Uniquely human traits and capabilities will be more important in the post-coronavirus work landscape, according to Jamie Merisotis, author of a new book on the future of the workforce.
At least one study estimates 40% of jobs that saw COVID-related layoffs aren’t coming back, and Merisotis said the crisis offers the opportunity for large-scale rethinking of higher education and workforce-training programs.
Even before the pandemic, he said, Tennessee state government — the largest public employer in the state, with 42,000 workers — had been leading the way.
“For the state of Tennessee, I think what we’ve seen is that there really has been a cultural change; that training isn’t just something that you do once, but it’s a continuous process,” said Merisotis, an expert on education policy and president and chief executive of Lumina Foundation. “The state has recognized that learning as part of work is really important.”
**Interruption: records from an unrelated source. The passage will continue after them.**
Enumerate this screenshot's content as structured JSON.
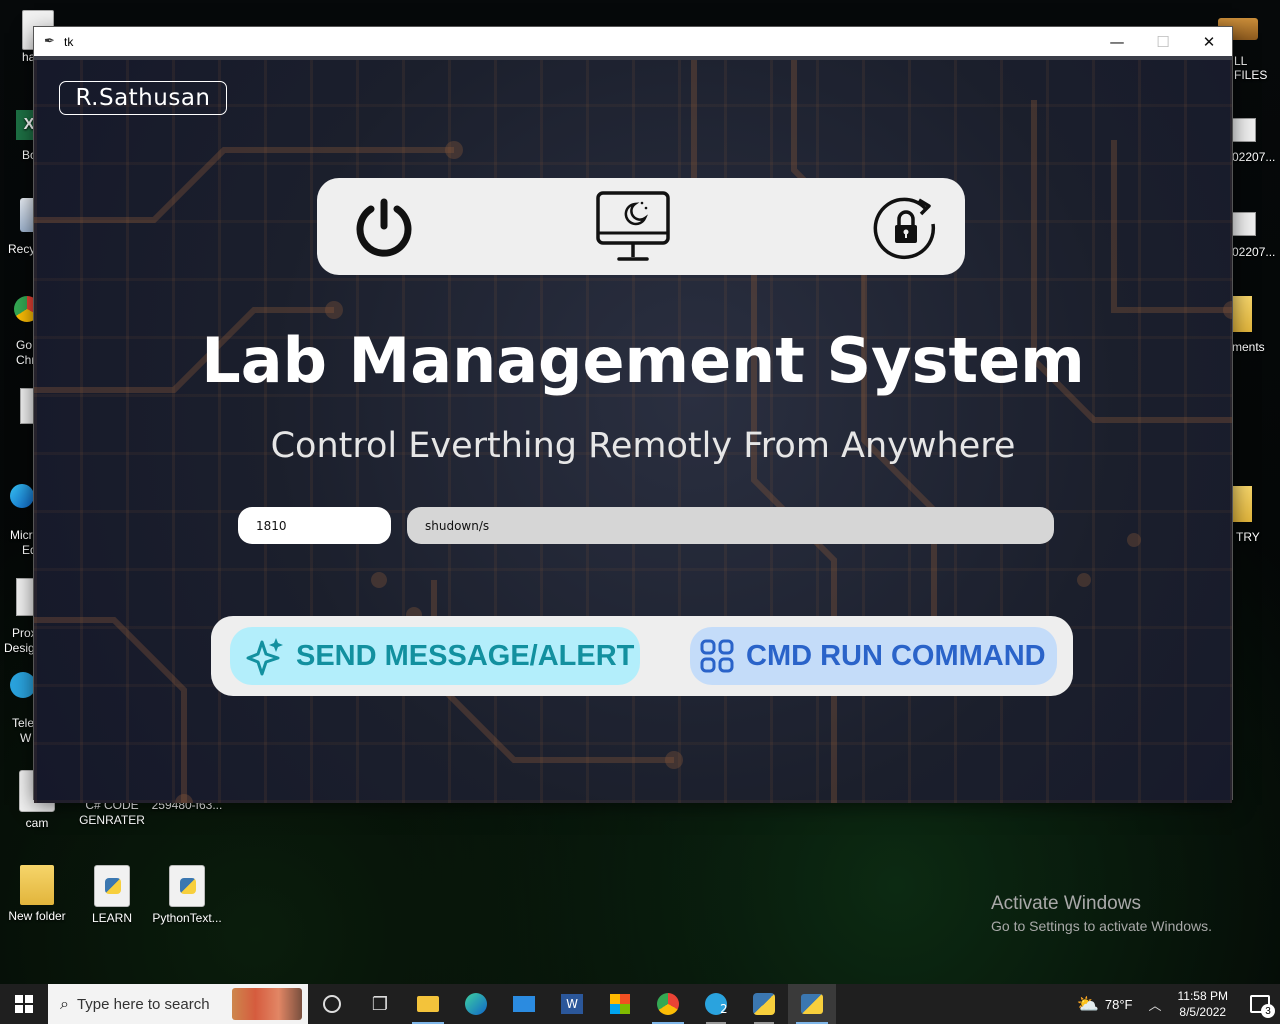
{
  "desktop": {
    "left_labels": [
      "ha",
      "Bo",
      "Recy",
      "Go",
      "Chr",
      "Micr",
      "Ed",
      "Prox",
      "Desig",
      "Tele",
      "W"
    ],
    "right_labels": [
      "LL FILES",
      "02207...",
      "02207...",
      "ments",
      "TRY"
    ],
    "icons": [
      {
        "label": "cam"
      },
      {
        "label_line1": "C# CODE",
        "label_line2": "GENRATER"
      },
      {
        "label": "259480-f63..."
      },
      {
        "label": "New folder"
      },
      {
        "label": "LEARN"
      },
      {
        "label": "PythonText..."
      }
    ]
  },
  "window": {
    "title": "tk",
    "controls": {
      "minimize": "—",
      "maximize": "☐",
      "close": "✕"
    }
  },
  "app": {
    "author_badge": "R.Sathusan",
    "icon_bar": {
      "shutdown_icon": "power-icon",
      "sleep_icon": "monitor-sleep-icon",
      "lock_icon": "lock-rotate-icon"
    },
    "title": "Lab Management System",
    "subtitle": "Control Everthing Remotly From Anywhere",
    "port_value": "1810",
    "command_value": "shudown/s",
    "buttons": {
      "alert_label": "SEND MESSAGE/ALERT",
      "cmd_label": "CMD RUN COMMAND"
    },
    "colors": {
      "alert_bg": "#b3eefb",
      "alert_text": "#12909f",
      "cmd_bg": "#c4dcf9",
      "cmd_text": "#2a63c9"
    }
  },
  "watermark": {
    "line1": "Activate Windows",
    "line2": "Go to Settings to activate Windows."
  },
  "taskbar": {
    "search_placeholder": "Type here to search",
    "weather": "78°F",
    "time": "11:58 PM",
    "date": "8/5/2022",
    "notification_count": "3",
    "telegram_badge": "2"
  }
}
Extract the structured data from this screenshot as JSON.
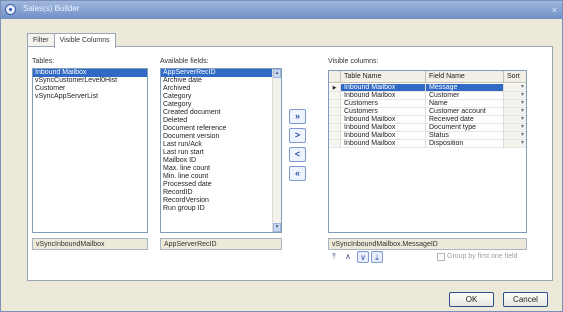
{
  "window": {
    "title": "Sales(s) Builder"
  },
  "tabs": [
    {
      "label": "Filter"
    },
    {
      "label": "Visible Columns"
    }
  ],
  "tables": {
    "label": "Tables:",
    "items": [
      "Inbound Mailbox",
      "vSyncCustomerLevel0Hist",
      "Customer",
      "vSyncAppServerList"
    ],
    "selected_index": 0,
    "status": "vSyncInboundMailbox"
  },
  "available_fields": {
    "label": "Available fields:",
    "items": [
      "AppServerRecID",
      "Archive date",
      "Archived",
      "Category",
      "Category",
      "Created document",
      "Deleted",
      "Document reference",
      "Document version",
      "Last run/Ack",
      "Last run start",
      "Mailbox ID",
      "Max. line count",
      "Min. line count",
      "Processed date",
      "RecordID",
      "RecordVersion",
      "Run group ID"
    ],
    "selected_index": 0,
    "status": "AppServerRecID"
  },
  "move_buttons": [
    {
      "symbol": "»",
      "name": "add-all-button"
    },
    {
      "symbol": ">",
      "name": "add-button"
    },
    {
      "symbol": "<",
      "name": "remove-button"
    },
    {
      "symbol": "«",
      "name": "remove-all-button"
    }
  ],
  "visible_columns": {
    "label": "Visible columns:",
    "headers": [
      "Table Name",
      "Field Name",
      "Sort"
    ],
    "rows": [
      {
        "table": "Inbound Mailbox",
        "field": "Message",
        "current": true
      },
      {
        "table": "Inbound Mailbox",
        "field": "Customer",
        "current": false
      },
      {
        "table": "Customers",
        "field": "Name",
        "current": false
      },
      {
        "table": "Customers",
        "field": "Customer account",
        "current": false
      },
      {
        "table": "Inbound Mailbox",
        "field": "Received date",
        "current": false
      },
      {
        "table": "Inbound Mailbox",
        "field": "Document type",
        "current": false
      },
      {
        "table": "Inbound Mailbox",
        "field": "Status",
        "current": false
      },
      {
        "table": "Inbound Mailbox",
        "field": "Disposition",
        "current": false
      }
    ],
    "status": "vSyncInboundMailbox.MessageID"
  },
  "order_buttons": [
    {
      "symbol": "⤒",
      "name": "move-to-top-icon"
    },
    {
      "symbol": "∧",
      "name": "move-up-icon"
    },
    {
      "symbol": "∨",
      "name": "move-down-icon"
    },
    {
      "symbol": "⤓",
      "name": "move-to-bottom-icon"
    }
  ],
  "group_option": {
    "label": "Group by first one field"
  },
  "buttons": {
    "ok": "OK",
    "cancel": "Cancel"
  }
}
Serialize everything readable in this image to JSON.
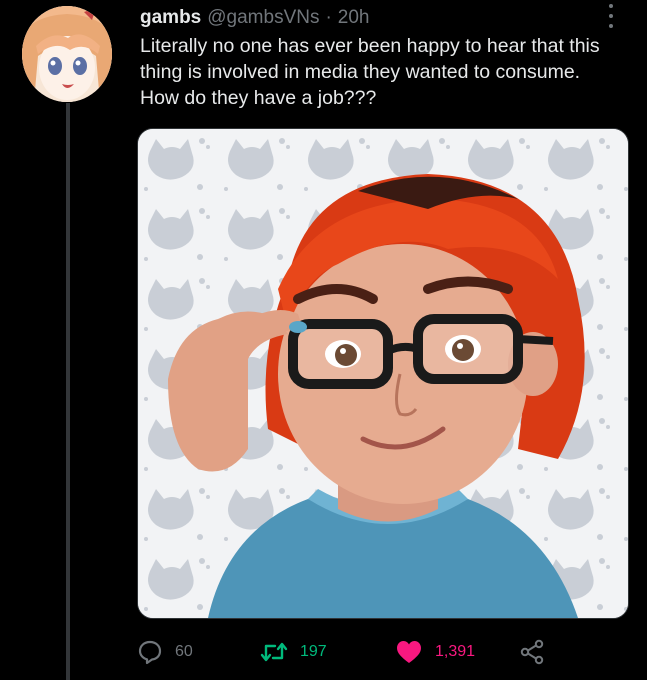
{
  "tweet": {
    "display_name": "gambs",
    "handle": "@gambsVNs",
    "separator": "·",
    "time": "20h",
    "text": "Literally no one has ever been happy to hear that this thing is involved in media they wanted to consume. How do they have a job???"
  },
  "actions": {
    "reply": {
      "icon": "reply-icon",
      "count": "60"
    },
    "retweet": {
      "icon": "retweet-icon",
      "count": "197",
      "active": true
    },
    "like": {
      "icon": "heart-icon",
      "count": "1,391",
      "active": true
    },
    "share": {
      "icon": "share-icon"
    }
  },
  "colors": {
    "background": "#000000",
    "text": "#e7e9ea",
    "muted": "#71767b",
    "retweet_active": "#00ba7c",
    "like_active": "#f91880",
    "thread_line": "#333639"
  }
}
Rather than a one-time job fair, he said, the state has 28 management and training programs employees can take advantage of.
But employers are only part of the picture. Merisotis believes the more than 40 million Americans still out of work need massive federal investment in community colleges that award associate degrees and short-term credentials to help them move into new sectors.